Our History

It was in November, 1863, that Union Lodge #7 was born. Denver was a small frontier town with perhaps two to three thousand people. Only five years old but even then with a history. The Russell party made the first discovery of gold in this country in the fall of 1857 in the sands of the upper reaches of Cherry Creek. Russell and his party then moved down Cherry Creek prospecting as they went until they reached the Platte River. The date of October 23, 1858 marks the birth of the settlement, named Auraria after their hometown in Georgia, and was soon to be known as Denver. Word got out about the discovery of gold and soon there was an influx of men. Some of these men, the Larimer party, crossed over and named their encampment after the Territorial Governor of Kansas, James W. Denver.

A combination of events and the pending was back east rapidly increased the tensions of the population of Denver, this included the Masons.
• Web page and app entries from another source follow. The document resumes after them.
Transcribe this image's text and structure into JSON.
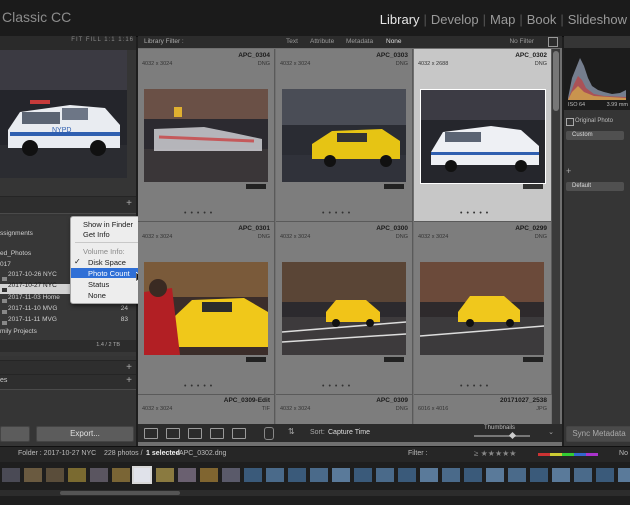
{
  "app": {
    "title": "Classic CC"
  },
  "modules": {
    "items": [
      "Library",
      "Develop",
      "Map",
      "Book",
      "Slideshow"
    ],
    "active": "Library",
    "separator": "|"
  },
  "navigator": {
    "zoom_options": "FIT   FILL   1:1   1:16"
  },
  "folders": {
    "rows": [
      {
        "label": "ssignments",
        "count": ""
      },
      {
        "label": "ed_Photos",
        "count": ""
      },
      {
        "label": "017",
        "count": ""
      },
      {
        "label": "2017-10-26 NYC",
        "count": ""
      },
      {
        "label": "2017-10-27 NYC",
        "count": ""
      },
      {
        "label": "2017-11-03 Home",
        "count": ""
      },
      {
        "label": "2017-11-10 MVG",
        "count": "24"
      },
      {
        "label": "2017-11-11 MVG",
        "count": "83"
      },
      {
        "label": "mily Projects",
        "count": ""
      }
    ],
    "disk_usage": "1.4 / 2 TB"
  },
  "context_menu": {
    "items": [
      {
        "label": "Show in Finder",
        "state": "normal"
      },
      {
        "label": "Get Info",
        "state": "normal"
      },
      {
        "label": "Volume Info:",
        "state": "dim"
      },
      {
        "label": "Disk Space",
        "state": "checked"
      },
      {
        "label": "Photo Count",
        "state": "highlighted"
      },
      {
        "label": "Status",
        "state": "normal"
      },
      {
        "label": "None",
        "state": "normal"
      }
    ]
  },
  "left_footer": {
    "export_label": "Export...",
    "collections_label": "es"
  },
  "filter_bar": {
    "label": "Library Filter :",
    "options": [
      "Text",
      "Attribute",
      "Metadata",
      "None"
    ],
    "active": "None",
    "preset": "No Filter"
  },
  "grid": {
    "cells": [
      {
        "name": "APC_0304",
        "dims": "4032 x 3024",
        "format": "DNG",
        "selected": false
      },
      {
        "name": "APC_0303",
        "dims": "4032 x 3024",
        "format": "DNG",
        "selected": false
      },
      {
        "name": "APC_0302",
        "dims": "4032 x 2688",
        "format": "DNG",
        "selected": true
      },
      {
        "name": "APC_0301",
        "dims": "4032 x 3024",
        "format": "DNG",
        "selected": false
      },
      {
        "name": "APC_0300",
        "dims": "4032 x 3024",
        "format": "DNG",
        "selected": false
      },
      {
        "name": "APC_0299",
        "dims": "4032 x 3024",
        "format": "DNG",
        "selected": false
      },
      {
        "name": "APC_0309-Edit",
        "dims": "4032 x 3024",
        "format": "TIF",
        "selected": false
      },
      {
        "name": "APC_0309",
        "dims": "4032 x 3024",
        "format": "DNG",
        "selected": false
      },
      {
        "name": "20171027_2538",
        "dims": "6016 x 4016",
        "format": "JPG",
        "selected": false
      }
    ]
  },
  "toolbar": {
    "sort_label": "Sort:",
    "sort_value": "Capture Time",
    "thumbnails_label": "Thumbnails"
  },
  "histogram": {
    "iso": "ISO 64",
    "focal": "3.99 mm",
    "original_photo": "Original Photo",
    "custom": "Custom",
    "default": "Default"
  },
  "right_footer": {
    "sync_label": "Sync Metadata"
  },
  "filmstrip_bar": {
    "folder_text": "Folder : 2017-10-27 NYC",
    "count_text": "228 photos /",
    "selected_text": "1 selected",
    "file_text": "/APC_0302.dng",
    "filter_label": "Filter :",
    "no_label": "No"
  }
}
However, it is well known that Masonry functioned beautifully across the battle lines during the Civil War. William McKinley, then a Major for the Federal Army, and future President of the United States, received the Degrees of Masonry in a Virginia Lodge by Confederate officers. A good many incidents involving Masonic brotherly love are detailed in Allen Roberts’ book House Undivided, Including the formation of Union Lodge #7 on pg 189.

The vast majority of Denver Lodge No. 5 believed the cause of the Southern Confederacy to be a just one. Opposed was the Administration party represented by the Governor of the Colorado territory, his Secretary, and the Army group.

A Tradition of Leadership

In Denver’s early days, Union Lodge’s members played a part in founding the Denver Chamber of Commerce (John Evans and Roger Woodbury) and Denver Public Library (Woodbury). When Colorado became a state in 1876, its first governor was John L. Routt, a member of #7. Two other members have served as state governor, one as treasurer, three as attorney general, five in the U.S. House of Representatives, and one in the U.S. Senate, Thomas Patterson. Six members of #7 have served as justices of the Colorado Supreme Court and five as district judges. When the public schools of Denver were consolidated into one district in 1903, two members of #7, Aaron Gove and Lewis Greenlee, assumed positions as superintendent and assistant superintendent of the new district.

Mountains (the highest peak in Colorado is named for Union Lodge’s first Worshipful Master, Samuel H. Elbert), streets (Evans Avenue and Downing Street) and school buildings (Greenlee ECE K-8 School in Denver and Woodbury Hall at CU Boulder) attest to the leadership roles played by past members of Union Lodge. Its current members, if not as prominent as in pioneer days, still study the same lessons of personal integrity, respect for the opinions of others, and charity.

“There are none of us faultless, but there are no faults, however serious, that cannot be corrected by a sincere and earnest effort to change, aided by the broad mantle of Masonic charity…” – William D Todd, PM remarks at the 50th Anniversary of Union Lodge #7.

Excerpts taken from the 75th Anniversary Edition, compiled by George B. Clark.